  • Compliance Programs - Regulated entities are expected to establish and maintain effective AML/CTF compliance programs. This includes implementing internal policies, procedures, and controls to detect, prevent, and report money laundering and terrorism financing activities. Staff training and regular independent audits are also important components of these programs.


ML/TF regulators in the EU and what functions do they perform?

As outlined above each member state has their own AML/CTF regulatory framework comprising, regulator(s) (often multiple that are responsible for oversight of reporting entities in different industry sectors), Financial Intelligence Units (FIUs), Central Banks, Police and Intelligence Agencies and Judicial authorities all playing different roles in the prevention of money laundering, terrorism financing and other financial crimes. In the European Union, there are other bodies that play a role in issuing guidance and supporting EU member states in their efforts to combating money laundering ad terrorism financing across the region:

EU member states actively cooperate with each other and international counterparts in combating money laundering and terrorism financing. This involves exchanging information, cooperating on investigations, and providing assistance to other jurisdictions when requested.  An example of this is a crackdown on gold smuggling networks across Italy, Germany and Switzerland.


Penalties for non-compliance with AML/CTF laws?

Every EU member country can apply its own criminal offences, where individuals or entities convicted of money laundering or terrorism financing offences can face imprisonment and/or fines imposed by the courts which be substantial and are often based on the severity and scope of the offence.Every EU member country has the power to impose administrative fines for breaches of AML/CTF requirements. The fines can vary depending on the nature and severity of the violation.  These EU member states also have the power to seize and forfeit funds and assets.


Largest fines for non-compliance with AML/CTF laws?

Often regulators, FIUs and prosecutors will collaborate to enforce compliance by taking regulatory action in concert by collaborating across the EU member states, examples include:

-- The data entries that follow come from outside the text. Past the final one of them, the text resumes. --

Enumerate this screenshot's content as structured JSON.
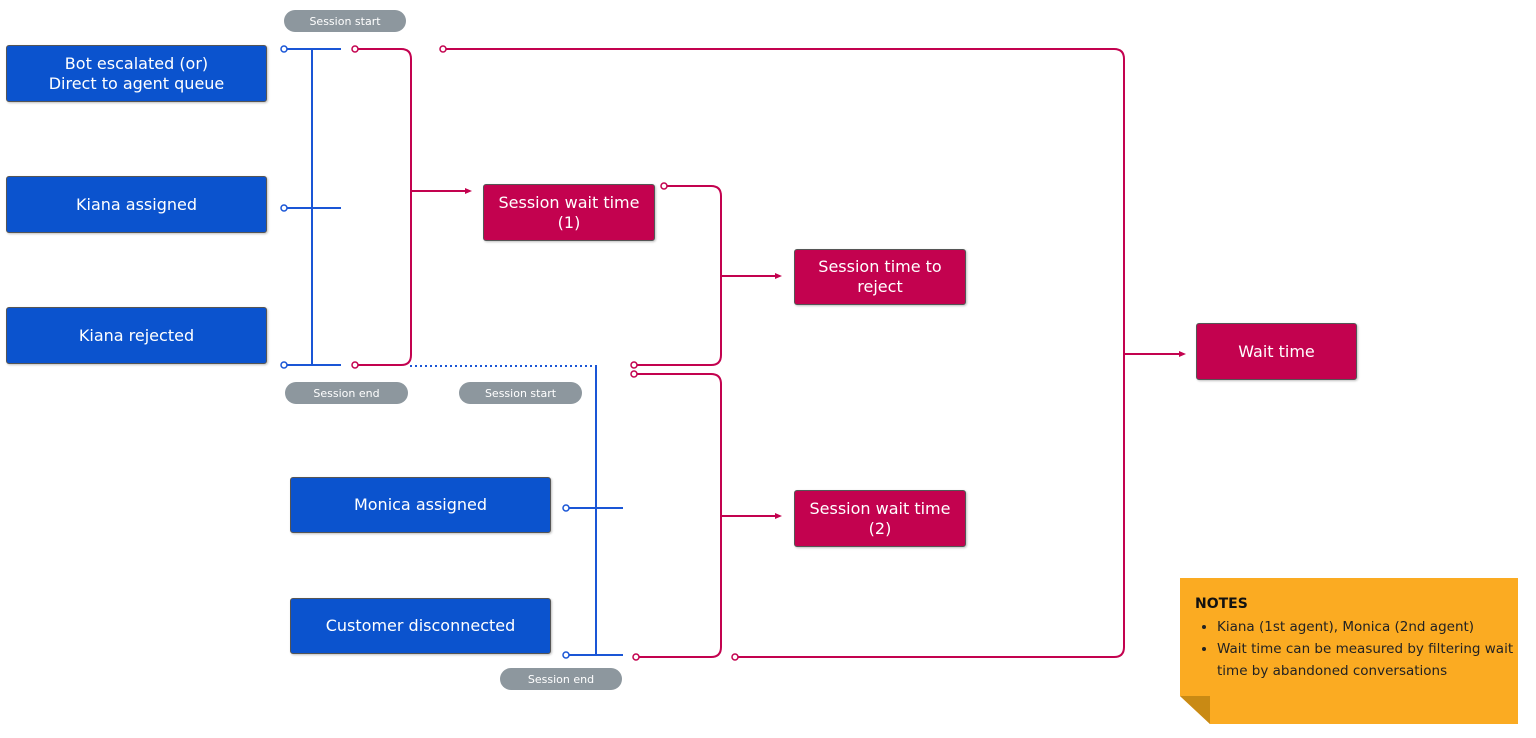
{
  "colors": {
    "event_box": "#0b53ce",
    "metric_box": "#c3024f",
    "session_pill": "#8d979e",
    "notes": "#fbab22"
  },
  "events": [
    {
      "label": "Bot escalated (or)\nDirect to agent queue"
    },
    {
      "label": "Kiana assigned"
    },
    {
      "label": "Kiana rejected"
    },
    {
      "label": "Monica assigned"
    },
    {
      "label": "Customer disconnected"
    }
  ],
  "metrics": [
    {
      "label": "Session wait time\n(1)"
    },
    {
      "label": "Session time to\nreject"
    },
    {
      "label": "Session wait time\n(2)"
    },
    {
      "label": "Wait time"
    }
  ],
  "pills": [
    "Session start",
    "Session end",
    "Session start",
    "Session end"
  ],
  "notes": {
    "title": "NOTES",
    "items": [
      "Kiana (1st agent), Monica (2nd agent)",
      "Wait time can be measured by filtering wait time by abandoned conversations"
    ]
  }
}
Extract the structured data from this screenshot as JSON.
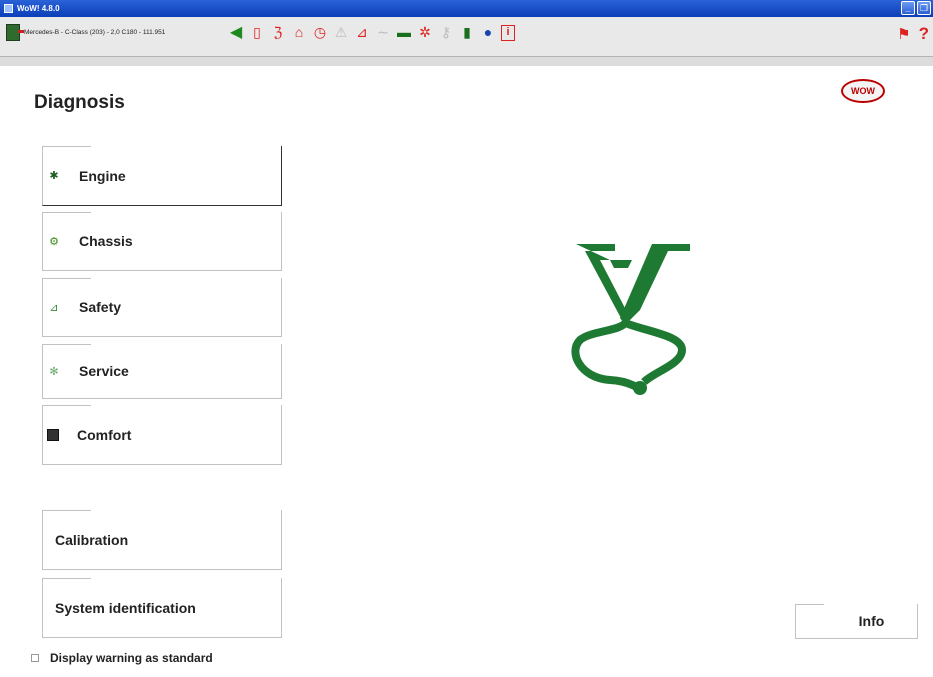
{
  "window": {
    "title": "WoW! 4.8.0",
    "controls": [
      "minimize-icon",
      "restore-icon"
    ]
  },
  "toolbar": {
    "vehicle": "Mercedes-B - C-Class (203) - 2,0 C180 - 111.951",
    "icons": [
      "back-arrow-icon",
      "exit-icon",
      "stethoscope-icon",
      "seat-icon",
      "clock-icon",
      "warning-triangle-icon",
      "seat-help-icon",
      "connection-icon",
      "laptop-icon",
      "tools-icon",
      "key-icon",
      "book-icon",
      "globe-icon",
      "info-icon"
    ],
    "right_icons": [
      "flag-icon",
      "help-icon"
    ],
    "help_label": "?",
    "info_label": "i"
  },
  "main": {
    "title": "Diagnosis",
    "logo_text": "WOW",
    "menu": [
      {
        "label": "Engine",
        "icon": "engine-icon",
        "active": true
      },
      {
        "label": "Chassis",
        "icon": "chassis-icon",
        "active": false
      },
      {
        "label": "Safety",
        "icon": "safety-icon",
        "active": false
      },
      {
        "label": "Service",
        "icon": "service-icon",
        "active": false
      },
      {
        "label": "Comfort",
        "icon": "comfort-icon",
        "active": false
      }
    ],
    "extra": [
      {
        "label": "Calibration"
      },
      {
        "label": "System identification"
      }
    ],
    "info_button": "Info",
    "warning_option": {
      "label": "Display warning as standard",
      "checked": false
    }
  },
  "colors": {
    "titlebar": "#0b3fb8",
    "accent_green": "#1e7a32",
    "toolbar_red": "#dd2222"
  }
}
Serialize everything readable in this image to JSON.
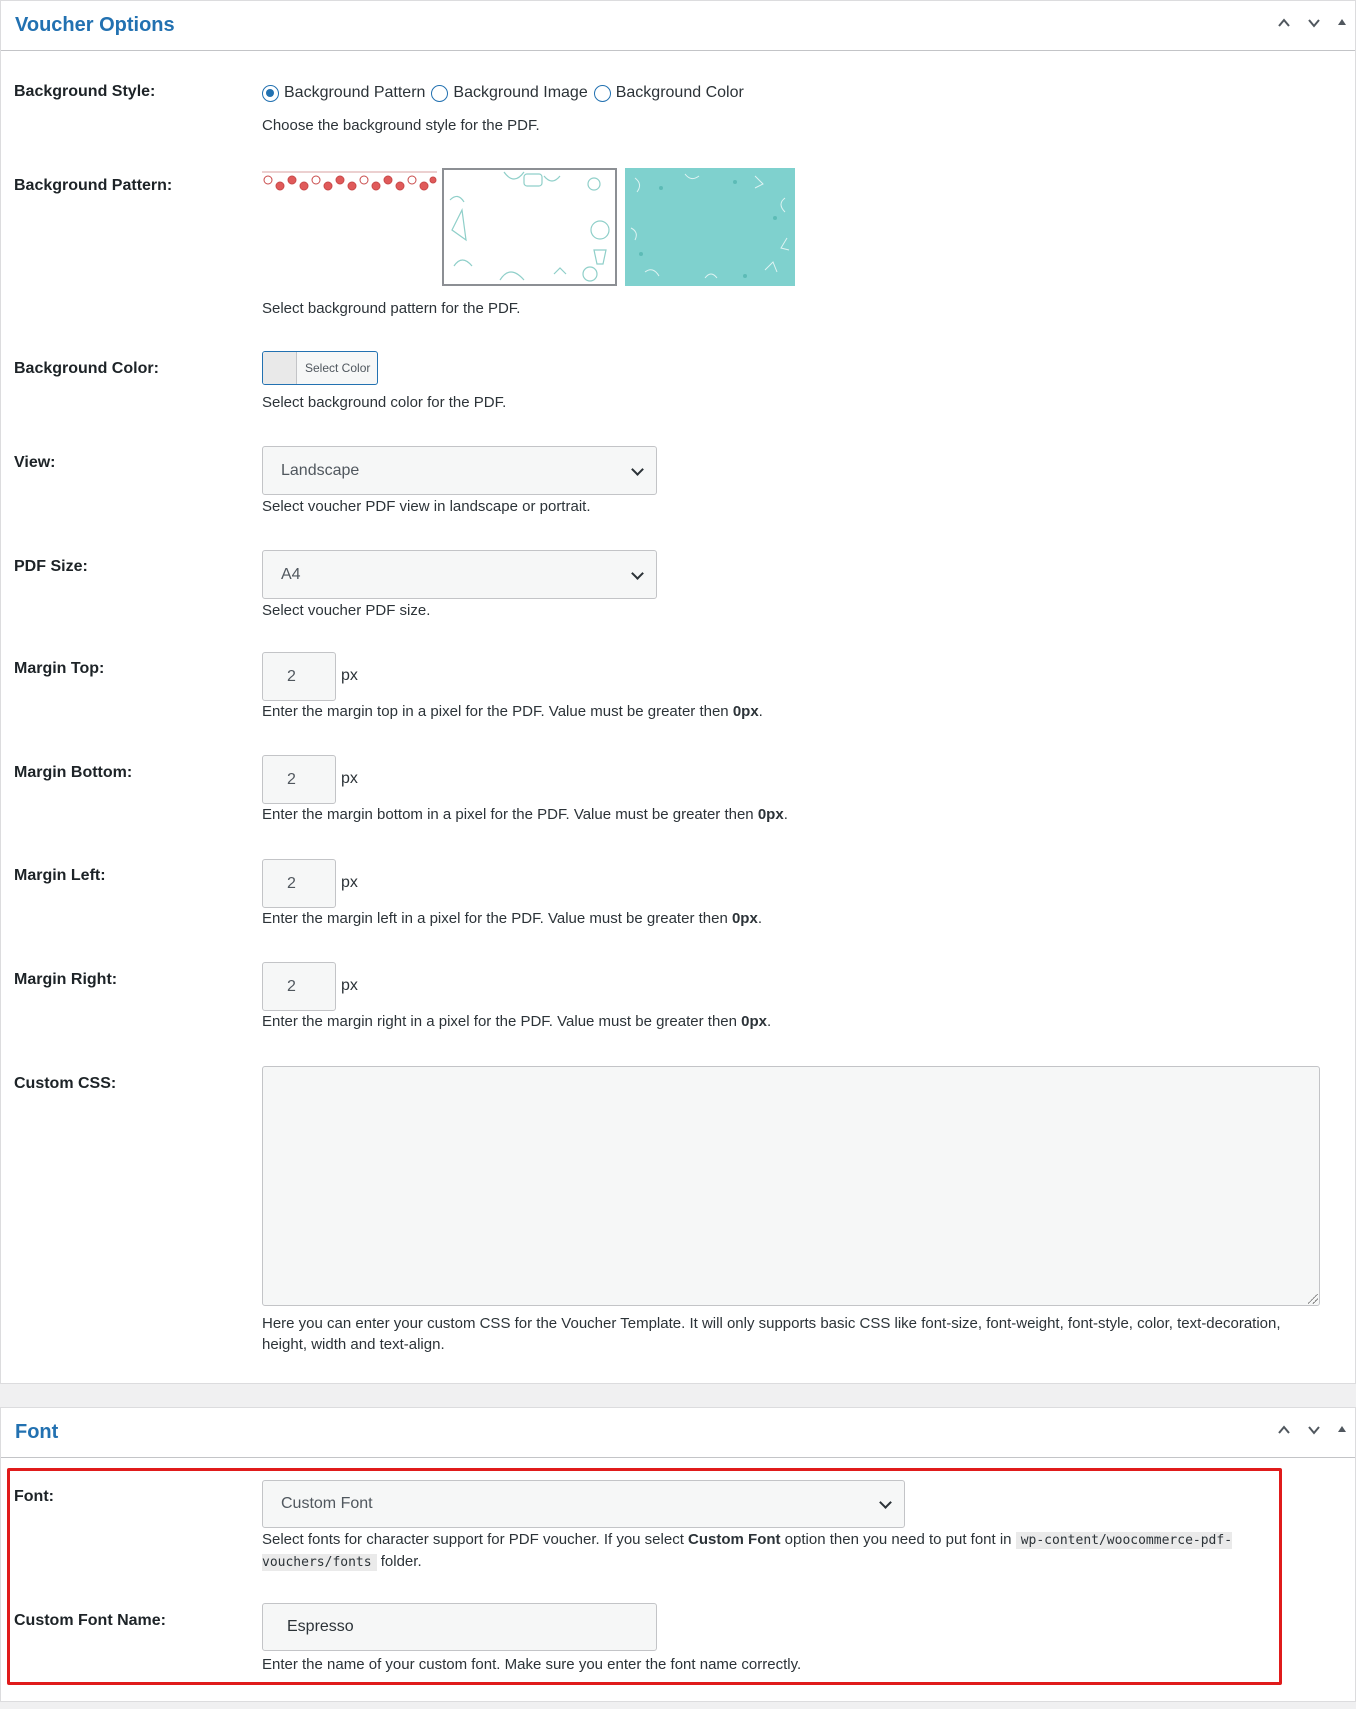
{
  "voucher_panel": {
    "title": "Voucher Options",
    "controls": {
      "up": "˄",
      "down": "˅",
      "toggle": "▲"
    },
    "background_style": {
      "label": "Background Style:",
      "options": [
        "Background Pattern",
        "Background Image",
        "Background Color"
      ],
      "selected": "Background Pattern",
      "description": "Choose the background style for the PDF."
    },
    "background_pattern": {
      "label": "Background Pattern:",
      "patterns": [
        "christmas-ornaments-pattern",
        "outline-doodle-pattern",
        "teal-leaf-pattern"
      ],
      "selected": "outline-doodle-pattern",
      "description": "Select background pattern for the PDF."
    },
    "background_color": {
      "label": "Background Color:",
      "button_label": "Select Color",
      "description": "Select background color for the PDF."
    },
    "view": {
      "label": "View:",
      "value": "Landscape",
      "description": "Select voucher PDF view in landscape or portrait."
    },
    "pdf_size": {
      "label": "PDF Size:",
      "value": "A4",
      "description": "Select voucher PDF size."
    },
    "margin_top": {
      "label": "Margin Top:",
      "value": "2",
      "unit": "px",
      "description": "Enter the margin top in a pixel for the PDF. Value must be greater then ",
      "description_bold": "0px",
      "description_end": "."
    },
    "margin_bottom": {
      "label": "Margin Bottom:",
      "value": "2",
      "unit": "px",
      "description": "Enter the margin bottom in a pixel for the PDF. Value must be greater then ",
      "description_bold": "0px",
      "description_end": "."
    },
    "margin_left": {
      "label": "Margin Left:",
      "value": "2",
      "unit": "px",
      "description": "Enter the margin left in a pixel for the PDF. Value must be greater then ",
      "description_bold": "0px",
      "description_end": "."
    },
    "margin_right": {
      "label": "Margin Right:",
      "value": "2",
      "unit": "px",
      "description": "Enter the margin right in a pixel for the PDF. Value must be greater then ",
      "description_bold": "0px",
      "description_end": "."
    },
    "custom_css": {
      "label": "Custom CSS:",
      "value": "",
      "description": "Here you can enter your custom CSS for the Voucher Template. It will only supports basic CSS like font-size, font-weight, font-style, color, text-decoration, height, width and text-align."
    }
  },
  "font_panel": {
    "title": "Font",
    "controls": {
      "up": "˄",
      "down": "˅",
      "toggle": "▲"
    },
    "font": {
      "label": "Font:",
      "value": "Custom Font",
      "description_start": "Select fonts for character support for PDF voucher. If you select ",
      "description_bold": "Custom Font",
      "description_mid": " option then you need to put font in ",
      "description_code": "wp-content/woocommerce-pdf-vouchers/fonts",
      "description_end": " folder."
    },
    "custom_font_name": {
      "label": "Custom Font Name:",
      "value": "Espresso",
      "description": "Enter the name of your custom font. Make sure you enter the font name correctly."
    }
  },
  "colors": {
    "accent": "#2271b1",
    "highlight_border": "#e01b1b",
    "teal_pattern": "#7fd1ce"
  }
}
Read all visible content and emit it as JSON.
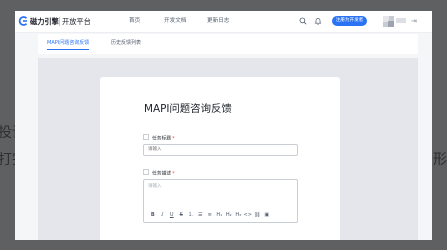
{
  "background": {
    "left_text_1": "投诉",
    "left_text_2": "打完",
    "right_text": "形"
  },
  "topnav": {
    "brand_name": "磁力引擎",
    "brand_sub": "开放平台",
    "links": [
      "首页",
      "开发文档",
      "更新日志"
    ],
    "cta_label": "注册为开发者",
    "logout_glyph": "⇥",
    "icons": [
      "logo-icon",
      "search-icon",
      "bell-icon",
      "logout-icon"
    ]
  },
  "tabs": [
    {
      "label": "MAPI问题咨询反馈",
      "active": true
    },
    {
      "label": "历史反馈列表",
      "active": false
    }
  ],
  "form": {
    "title": "MAPI问题咨询反馈",
    "title_field": {
      "label": "任务标题",
      "required": "*",
      "placeholder": "请输入"
    },
    "desc_field": {
      "label": "任务描述",
      "required": "*",
      "placeholder": "请输入"
    },
    "toolbar": {
      "bold": "B",
      "italic": "I",
      "underline": "U",
      "strike": "S",
      "ordered_list": "⒈",
      "bullet_list": "☰",
      "align": "≡",
      "h1": "H₁",
      "h2": "H₂",
      "h3": "H₃",
      "code": "<>",
      "link": "⛓",
      "image": "▣"
    }
  },
  "colors": {
    "accent": "#2a73f5",
    "required": "#f53f3f",
    "overlay": "#5f6062"
  }
}
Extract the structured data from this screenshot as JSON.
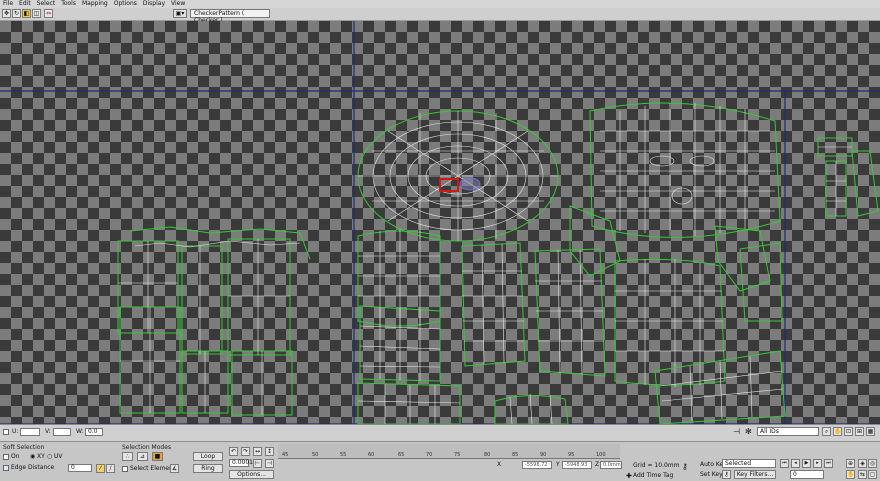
{
  "menu": [
    "File",
    "Edit",
    "Select",
    "Tools",
    "Mapping",
    "Options",
    "Display",
    "View"
  ],
  "toolbar": {
    "texture_dropdown": "CheckerPattern ( Checker )",
    "tools": [
      "move-tool",
      "rotate-tool",
      "scale-tool",
      "freeform-tool",
      "mirror-tool"
    ]
  },
  "viewport": {
    "status": {
      "u_label": "U:",
      "v_label": "V:",
      "w_label": "W:",
      "w_value": "0.0",
      "ids_dropdown": "All IDs"
    }
  },
  "soft_selection": {
    "title": "Soft Selection",
    "on_label": "On",
    "xy_label": "XY",
    "uv_label": "UV",
    "edge_distance_label": "Edge Distance",
    "falloff_value": "0"
  },
  "selection_modes": {
    "title": "Selection Modes",
    "select_element_label": "Select Element",
    "loop_label": "Loop",
    "ring_label": "Ring",
    "options_label": "Options...",
    "threshold_value": "0.0001"
  },
  "timeline": {
    "ticks": [
      "45",
      "50",
      "55",
      "60",
      "65",
      "70",
      "75",
      "80",
      "85",
      "90",
      "95",
      "100"
    ]
  },
  "coords": {
    "x": "-5598.72",
    "y": "-5948.93",
    "z": "0.0mm"
  },
  "grid_label": "Grid = 10.0mm",
  "add_time_tag": "Add Time Tag",
  "auto_key_label": "Auto Key",
  "auto_key_value": "Selected",
  "set_key_label": "Set Key",
  "key_filters_label": "Key Filters...",
  "frame_value": "0",
  "colors": {
    "uv_edge": "#e8e8e8",
    "uv_border": "#39c739",
    "region_frame": "#1f2a78",
    "selected_face": "#d01818"
  }
}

  • ING Bank (Netherlands, 2018) - In September 2018, ING Bank was fined €775 million by the Dutch Public Prosecution Service for serious AML/CTF failures. The bank had not properly implemented customer due diligence measures and failed to timely report suspicious transactions.
  • Danske Bank (Denmark, 2018) -  In December 2018, Danske Bank was fined €481 million by the Estonian Financial Supervisory Authority for AML/CTF deficiencies related to its Estonian branch. The branch was involved in a significant money laundering scandal involving billions of euros.
  • Credit Suisse (Switzerland, 2020) - While not an EU member state, Credit Suisse, a Swiss bank, was fined €80 million ($94 million) by the Swiss Financial Market Supervisory Authority (FINMA) in November 2020 for failings in its AML control processes. The bank had breached its duty to combat money laundering in connection with a corruption case involving FIFA.